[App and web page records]
::::

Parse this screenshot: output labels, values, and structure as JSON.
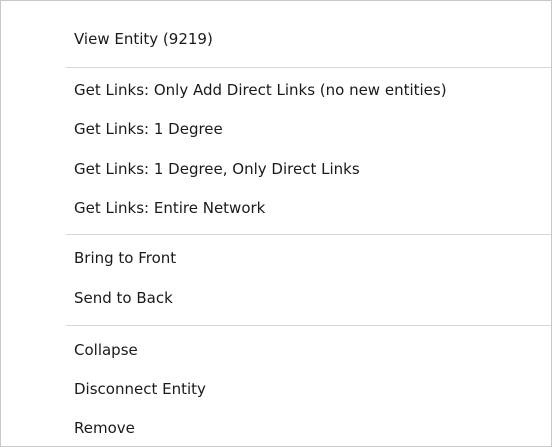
{
  "menu": {
    "groups": [
      {
        "items": [
          {
            "label": "View Entity (9219)"
          }
        ]
      },
      {
        "items": [
          {
            "label": "Get Links: Only Add Direct Links (no new entities)"
          },
          {
            "label": "Get Links: 1 Degree"
          },
          {
            "label": "Get Links: 1 Degree, Only Direct Links"
          },
          {
            "label": "Get Links: Entire Network"
          }
        ]
      },
      {
        "items": [
          {
            "label": "Bring to Front"
          },
          {
            "label": "Send to Back"
          }
        ]
      },
      {
        "items": [
          {
            "label": "Collapse"
          },
          {
            "label": "Disconnect Entity"
          },
          {
            "label": "Remove"
          }
        ]
      }
    ]
  }
}
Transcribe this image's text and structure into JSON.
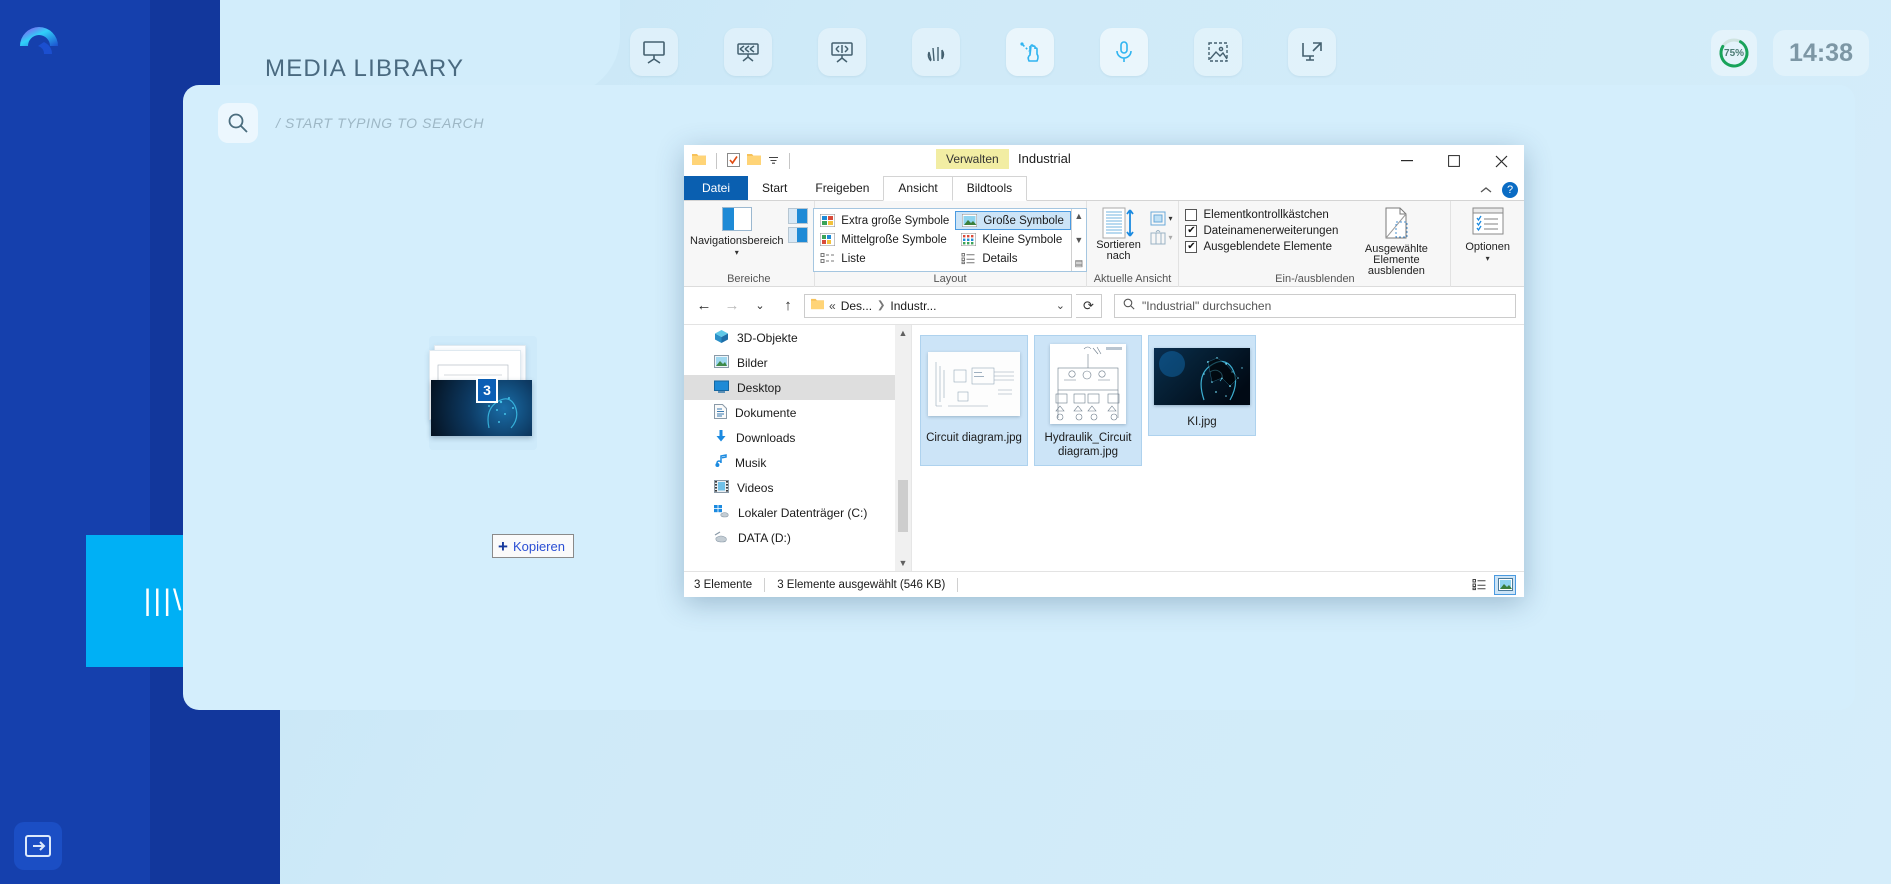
{
  "app": {
    "title": "MEDIA LIBRARY",
    "logo_icon": "app-logo-arc",
    "search": {
      "placeholder": "/ START TYPING TO SEARCH",
      "icon": "search-icon"
    },
    "rail": {
      "items": [
        {
          "icon": "video-camera-icon",
          "name": "video"
        },
        {
          "icon": "whiteboard-chart-icon",
          "name": "whiteboard"
        },
        {
          "icon": "media-library-icon",
          "name": "media-library",
          "label": "|||\\",
          "active": true
        }
      ],
      "logout_icon": "logout-arrow-icon"
    },
    "toolbar": [
      {
        "icon": "presentation-board-icon",
        "name": "board"
      },
      {
        "icon": "annotation-arrows-icon",
        "name": "annotate"
      },
      {
        "icon": "resize-board-icon",
        "name": "resize"
      },
      {
        "icon": "hand-gesture-icon",
        "name": "gesture"
      },
      {
        "icon": "touch-pointer-icon",
        "name": "pointer",
        "accent": true
      },
      {
        "icon": "microphone-icon",
        "name": "microphone",
        "accent": true
      },
      {
        "icon": "image-crop-icon",
        "name": "image-crop"
      },
      {
        "icon": "screen-share-icon",
        "name": "screen-share"
      }
    ],
    "status": {
      "battery": "75%",
      "clock": "14:38"
    },
    "accent_color": "#00b0f5",
    "rail_color": "#1540ad"
  },
  "drag": {
    "badge_count": "3",
    "tooltip": "Kopieren",
    "tooltip_icon": "plus-icon"
  },
  "explorer": {
    "window_title": "Industrial",
    "context_tab": "Verwalten",
    "quick_access": [
      {
        "icon": "folder-icon",
        "name": "qat-folder"
      },
      {
        "icon": "properties-checkbox-icon",
        "name": "qat-properties"
      },
      {
        "icon": "new-folder-icon",
        "name": "qat-new-folder"
      },
      {
        "icon": "chevron-down-icon",
        "name": "qat-customize"
      }
    ],
    "window_controls": [
      {
        "icon": "minimize-icon",
        "name": "minimize",
        "glyph": "─"
      },
      {
        "icon": "maximize-icon",
        "name": "maximize",
        "glyph": "□"
      },
      {
        "icon": "close-icon",
        "name": "close",
        "glyph": "✕"
      }
    ],
    "tabs": [
      {
        "label": "Datei",
        "type": "file"
      },
      {
        "label": "Start",
        "type": "normal"
      },
      {
        "label": "Freigeben",
        "type": "normal"
      },
      {
        "label": "Ansicht",
        "type": "active"
      },
      {
        "label": "Bildtools",
        "type": "sub"
      }
    ],
    "ribbon_collapse_icon": "chevron-up-icon",
    "help_icon": "help-icon",
    "groups": {
      "panes": {
        "label": "Bereiche",
        "nav_button": "Navigationsbereich",
        "buttons": [
          {
            "name": "preview-pane",
            "icon": "preview-pane-icon"
          },
          {
            "name": "details-pane",
            "icon": "details-pane-icon"
          }
        ]
      },
      "layout": {
        "label": "Layout",
        "items": [
          {
            "label": "Extra große Symbole",
            "selected": false,
            "icon": "extra-large-icons-icon"
          },
          {
            "label": "Mittelgroße Symbole",
            "selected": false,
            "icon": "medium-icons-icon"
          },
          {
            "label": "Liste",
            "selected": false,
            "icon": "list-view-icon"
          },
          {
            "label": "Große Symbole",
            "selected": true,
            "icon": "large-icons-icon"
          },
          {
            "label": "Kleine Symbole",
            "selected": false,
            "icon": "small-icons-icon"
          },
          {
            "label": "Details",
            "selected": false,
            "icon": "details-view-icon"
          }
        ]
      },
      "current_view": {
        "label": "Aktuelle Ansicht",
        "sort_button": "Sortieren nach",
        "buttons": [
          {
            "name": "add-columns",
            "icon": "columns-icon"
          },
          {
            "name": "size-all-columns",
            "icon": "fit-columns-icon"
          }
        ]
      },
      "show_hide": {
        "label": "Ein-/ausblenden",
        "checkboxes": [
          {
            "label": "Elementkontrollkästchen",
            "checked": false
          },
          {
            "label": "Dateinamenerweiterungen",
            "checked": true
          },
          {
            "label": "Ausgeblendete Elemente",
            "checked": true
          }
        ],
        "hide_button": "Ausgewählte Elemente ausblenden",
        "hide_button_icon": "hide-items-icon"
      },
      "options": {
        "label": "Optionen",
        "icon": "options-icon"
      }
    },
    "address": {
      "back_icon": "arrow-left-icon",
      "forward_icon": "arrow-right-icon",
      "recent_icon": "chevron-down-icon",
      "up_icon": "arrow-up-icon",
      "folder_icon": "folder-icon",
      "crumb_prefix": "«",
      "crumbs": [
        "Des...",
        "Industr..."
      ],
      "dropdown_icon": "chevron-down-icon",
      "refresh_icon": "refresh-icon",
      "search_placeholder": "\"Industrial\" durchsuchen",
      "search_icon": "search-icon"
    },
    "tree": [
      {
        "label": "3D-Objekte",
        "icon": "3d-objects-icon",
        "selected": false
      },
      {
        "label": "Bilder",
        "icon": "pictures-icon",
        "selected": false
      },
      {
        "label": "Desktop",
        "icon": "desktop-icon",
        "selected": true
      },
      {
        "label": "Dokumente",
        "icon": "documents-icon",
        "selected": false
      },
      {
        "label": "Downloads",
        "icon": "downloads-icon",
        "selected": false
      },
      {
        "label": "Musik",
        "icon": "music-icon",
        "selected": false
      },
      {
        "label": "Videos",
        "icon": "videos-icon",
        "selected": false
      },
      {
        "label": "Lokaler Datenträger (C:)",
        "icon": "hard-drive-icon",
        "selected": false
      },
      {
        "label": "DATA (D:)",
        "icon": "usb-drive-icon",
        "selected": false
      }
    ],
    "files": [
      {
        "name": "Circuit diagram.jpg",
        "thumb": "circuit-diagram-thumb",
        "selected": true
      },
      {
        "name": "Hydraulik_Circuit diagram.jpg",
        "thumb": "hydraulic-circuit-thumb",
        "selected": true
      },
      {
        "name": "KI.jpg",
        "thumb": "ai-head-thumb",
        "selected": true
      }
    ],
    "status": {
      "count": "3 Elemente",
      "selection": "3 Elemente ausgewählt (546 KB)",
      "view_buttons": [
        {
          "name": "details-view-toggle",
          "icon": "details-view-icon",
          "active": false
        },
        {
          "name": "large-icons-view-toggle",
          "icon": "large-icons-icon",
          "active": true
        }
      ]
    }
  }
}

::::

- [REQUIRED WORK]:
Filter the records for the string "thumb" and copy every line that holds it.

- [SOLUTION FOR THIS TASK]:
        "thumb": "circuit-diagram-thumb",
        "thumb": "hydraulic-circuit-thumb",
        "thumb": "ai-head-thumb",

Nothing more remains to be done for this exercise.